:: PROBLEM REQUIREMENTS ::
Each line in these records that contains "whiskey" counts once. Give the number only.

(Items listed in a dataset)

▬▬▬▬▬▬

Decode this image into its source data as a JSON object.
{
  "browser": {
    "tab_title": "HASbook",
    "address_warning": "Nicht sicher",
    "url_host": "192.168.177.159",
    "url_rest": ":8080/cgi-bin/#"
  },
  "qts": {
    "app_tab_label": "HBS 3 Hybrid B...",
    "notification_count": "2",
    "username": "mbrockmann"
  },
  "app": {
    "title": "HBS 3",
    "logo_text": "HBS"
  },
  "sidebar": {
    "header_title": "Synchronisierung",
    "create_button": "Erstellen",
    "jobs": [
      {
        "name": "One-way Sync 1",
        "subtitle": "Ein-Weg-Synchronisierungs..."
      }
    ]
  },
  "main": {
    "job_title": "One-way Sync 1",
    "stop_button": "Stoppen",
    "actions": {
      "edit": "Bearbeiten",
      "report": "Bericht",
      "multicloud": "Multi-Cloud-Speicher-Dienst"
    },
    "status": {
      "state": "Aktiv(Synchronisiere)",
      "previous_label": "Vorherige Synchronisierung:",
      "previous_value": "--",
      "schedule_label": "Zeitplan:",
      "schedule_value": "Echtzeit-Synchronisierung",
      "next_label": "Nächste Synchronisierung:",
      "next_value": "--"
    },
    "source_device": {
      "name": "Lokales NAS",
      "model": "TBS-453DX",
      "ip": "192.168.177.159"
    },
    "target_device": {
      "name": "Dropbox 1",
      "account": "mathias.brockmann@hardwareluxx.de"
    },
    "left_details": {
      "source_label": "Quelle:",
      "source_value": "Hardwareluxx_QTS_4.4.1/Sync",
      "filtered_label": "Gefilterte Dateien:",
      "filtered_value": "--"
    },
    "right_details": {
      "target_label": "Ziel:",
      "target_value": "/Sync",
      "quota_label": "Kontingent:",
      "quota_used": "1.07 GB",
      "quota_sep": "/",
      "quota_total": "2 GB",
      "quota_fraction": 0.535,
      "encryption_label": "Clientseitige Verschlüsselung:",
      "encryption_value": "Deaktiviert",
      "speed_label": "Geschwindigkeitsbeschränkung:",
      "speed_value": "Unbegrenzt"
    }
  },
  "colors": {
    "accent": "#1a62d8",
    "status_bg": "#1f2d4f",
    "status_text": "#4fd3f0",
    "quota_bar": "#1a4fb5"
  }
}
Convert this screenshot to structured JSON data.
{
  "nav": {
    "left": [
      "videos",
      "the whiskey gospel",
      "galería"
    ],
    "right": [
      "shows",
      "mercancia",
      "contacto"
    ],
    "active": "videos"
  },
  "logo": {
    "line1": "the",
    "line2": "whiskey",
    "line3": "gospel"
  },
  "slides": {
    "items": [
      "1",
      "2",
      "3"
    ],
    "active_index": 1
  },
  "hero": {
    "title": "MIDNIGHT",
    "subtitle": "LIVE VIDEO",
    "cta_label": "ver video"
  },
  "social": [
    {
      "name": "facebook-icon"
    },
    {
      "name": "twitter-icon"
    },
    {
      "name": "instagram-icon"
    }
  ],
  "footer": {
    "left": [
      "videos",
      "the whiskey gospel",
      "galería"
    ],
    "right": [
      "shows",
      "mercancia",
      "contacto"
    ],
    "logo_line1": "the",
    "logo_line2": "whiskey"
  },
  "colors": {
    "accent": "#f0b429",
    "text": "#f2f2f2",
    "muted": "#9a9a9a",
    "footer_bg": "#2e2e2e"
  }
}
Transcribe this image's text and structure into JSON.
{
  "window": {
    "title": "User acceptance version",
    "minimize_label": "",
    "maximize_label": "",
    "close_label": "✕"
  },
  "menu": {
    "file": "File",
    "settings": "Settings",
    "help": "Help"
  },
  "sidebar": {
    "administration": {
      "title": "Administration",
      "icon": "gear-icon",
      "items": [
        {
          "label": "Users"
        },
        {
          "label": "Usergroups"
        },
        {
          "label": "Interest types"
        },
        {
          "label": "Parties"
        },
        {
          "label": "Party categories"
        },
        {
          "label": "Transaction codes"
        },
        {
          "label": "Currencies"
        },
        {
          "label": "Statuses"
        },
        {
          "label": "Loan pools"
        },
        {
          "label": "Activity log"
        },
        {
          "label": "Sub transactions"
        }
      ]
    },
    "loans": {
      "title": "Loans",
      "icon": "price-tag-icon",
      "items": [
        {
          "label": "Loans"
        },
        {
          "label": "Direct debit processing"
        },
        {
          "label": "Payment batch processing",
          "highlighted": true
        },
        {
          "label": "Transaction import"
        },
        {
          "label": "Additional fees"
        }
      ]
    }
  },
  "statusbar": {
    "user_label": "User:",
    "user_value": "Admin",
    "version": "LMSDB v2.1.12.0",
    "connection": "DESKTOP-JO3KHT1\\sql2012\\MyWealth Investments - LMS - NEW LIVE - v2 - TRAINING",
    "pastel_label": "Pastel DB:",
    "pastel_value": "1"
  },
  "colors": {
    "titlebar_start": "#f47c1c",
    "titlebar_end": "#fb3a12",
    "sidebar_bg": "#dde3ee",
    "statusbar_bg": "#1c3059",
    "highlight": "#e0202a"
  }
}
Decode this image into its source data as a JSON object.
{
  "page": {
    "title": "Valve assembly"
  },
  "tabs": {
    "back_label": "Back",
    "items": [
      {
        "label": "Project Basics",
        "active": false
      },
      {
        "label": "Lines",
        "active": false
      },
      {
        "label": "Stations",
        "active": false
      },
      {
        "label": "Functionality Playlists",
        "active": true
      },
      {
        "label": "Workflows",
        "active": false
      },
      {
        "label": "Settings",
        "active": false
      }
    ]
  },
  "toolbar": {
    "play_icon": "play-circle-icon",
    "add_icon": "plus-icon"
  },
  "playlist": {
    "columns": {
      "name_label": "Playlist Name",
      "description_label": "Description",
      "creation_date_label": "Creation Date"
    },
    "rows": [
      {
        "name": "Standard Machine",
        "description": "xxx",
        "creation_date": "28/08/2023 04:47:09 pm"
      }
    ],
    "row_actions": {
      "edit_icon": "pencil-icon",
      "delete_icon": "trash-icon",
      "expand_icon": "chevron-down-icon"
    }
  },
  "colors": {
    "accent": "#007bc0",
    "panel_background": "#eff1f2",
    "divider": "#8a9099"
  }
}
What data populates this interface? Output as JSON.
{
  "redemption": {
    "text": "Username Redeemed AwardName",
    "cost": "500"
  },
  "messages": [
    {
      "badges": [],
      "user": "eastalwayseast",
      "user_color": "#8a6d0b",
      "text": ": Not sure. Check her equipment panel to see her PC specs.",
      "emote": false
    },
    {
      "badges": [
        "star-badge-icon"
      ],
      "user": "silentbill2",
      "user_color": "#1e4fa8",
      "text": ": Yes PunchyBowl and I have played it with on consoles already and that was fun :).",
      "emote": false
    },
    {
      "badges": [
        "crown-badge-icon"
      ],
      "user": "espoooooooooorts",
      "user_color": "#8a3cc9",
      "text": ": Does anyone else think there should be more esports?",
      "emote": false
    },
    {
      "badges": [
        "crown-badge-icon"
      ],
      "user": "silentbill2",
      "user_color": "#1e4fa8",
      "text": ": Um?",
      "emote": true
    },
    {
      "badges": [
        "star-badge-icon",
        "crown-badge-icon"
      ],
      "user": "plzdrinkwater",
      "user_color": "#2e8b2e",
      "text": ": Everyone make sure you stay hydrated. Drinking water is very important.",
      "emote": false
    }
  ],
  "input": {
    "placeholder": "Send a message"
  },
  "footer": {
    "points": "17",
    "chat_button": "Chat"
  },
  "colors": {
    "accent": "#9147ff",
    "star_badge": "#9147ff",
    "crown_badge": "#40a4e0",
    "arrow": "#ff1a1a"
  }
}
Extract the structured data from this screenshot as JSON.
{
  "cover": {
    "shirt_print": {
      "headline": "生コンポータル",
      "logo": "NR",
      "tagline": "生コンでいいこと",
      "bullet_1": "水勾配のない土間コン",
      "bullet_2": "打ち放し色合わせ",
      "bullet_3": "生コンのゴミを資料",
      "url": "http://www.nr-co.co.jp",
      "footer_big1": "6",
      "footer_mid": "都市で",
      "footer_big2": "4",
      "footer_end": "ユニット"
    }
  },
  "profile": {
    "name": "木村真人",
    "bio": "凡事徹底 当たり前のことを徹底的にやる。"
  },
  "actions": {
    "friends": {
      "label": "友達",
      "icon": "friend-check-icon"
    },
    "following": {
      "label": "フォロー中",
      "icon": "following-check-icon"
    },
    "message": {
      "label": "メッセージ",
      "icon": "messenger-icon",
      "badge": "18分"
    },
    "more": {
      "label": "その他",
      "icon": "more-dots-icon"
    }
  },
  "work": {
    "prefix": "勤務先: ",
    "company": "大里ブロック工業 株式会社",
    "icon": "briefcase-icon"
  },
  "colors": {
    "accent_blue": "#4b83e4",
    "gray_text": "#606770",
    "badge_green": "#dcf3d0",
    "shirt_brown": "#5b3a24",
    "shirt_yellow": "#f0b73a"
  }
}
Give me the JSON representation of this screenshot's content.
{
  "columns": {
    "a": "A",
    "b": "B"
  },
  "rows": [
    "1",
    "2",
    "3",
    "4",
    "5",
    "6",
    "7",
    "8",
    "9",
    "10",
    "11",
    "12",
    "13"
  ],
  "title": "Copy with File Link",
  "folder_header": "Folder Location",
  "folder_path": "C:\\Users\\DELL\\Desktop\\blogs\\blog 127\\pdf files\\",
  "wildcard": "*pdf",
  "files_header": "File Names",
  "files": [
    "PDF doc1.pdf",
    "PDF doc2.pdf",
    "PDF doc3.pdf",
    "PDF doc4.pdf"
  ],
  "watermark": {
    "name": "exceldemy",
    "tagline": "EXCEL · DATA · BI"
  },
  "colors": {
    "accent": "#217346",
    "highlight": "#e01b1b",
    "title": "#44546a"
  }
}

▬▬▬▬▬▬

:: EXERCISE RESPONSE ::
4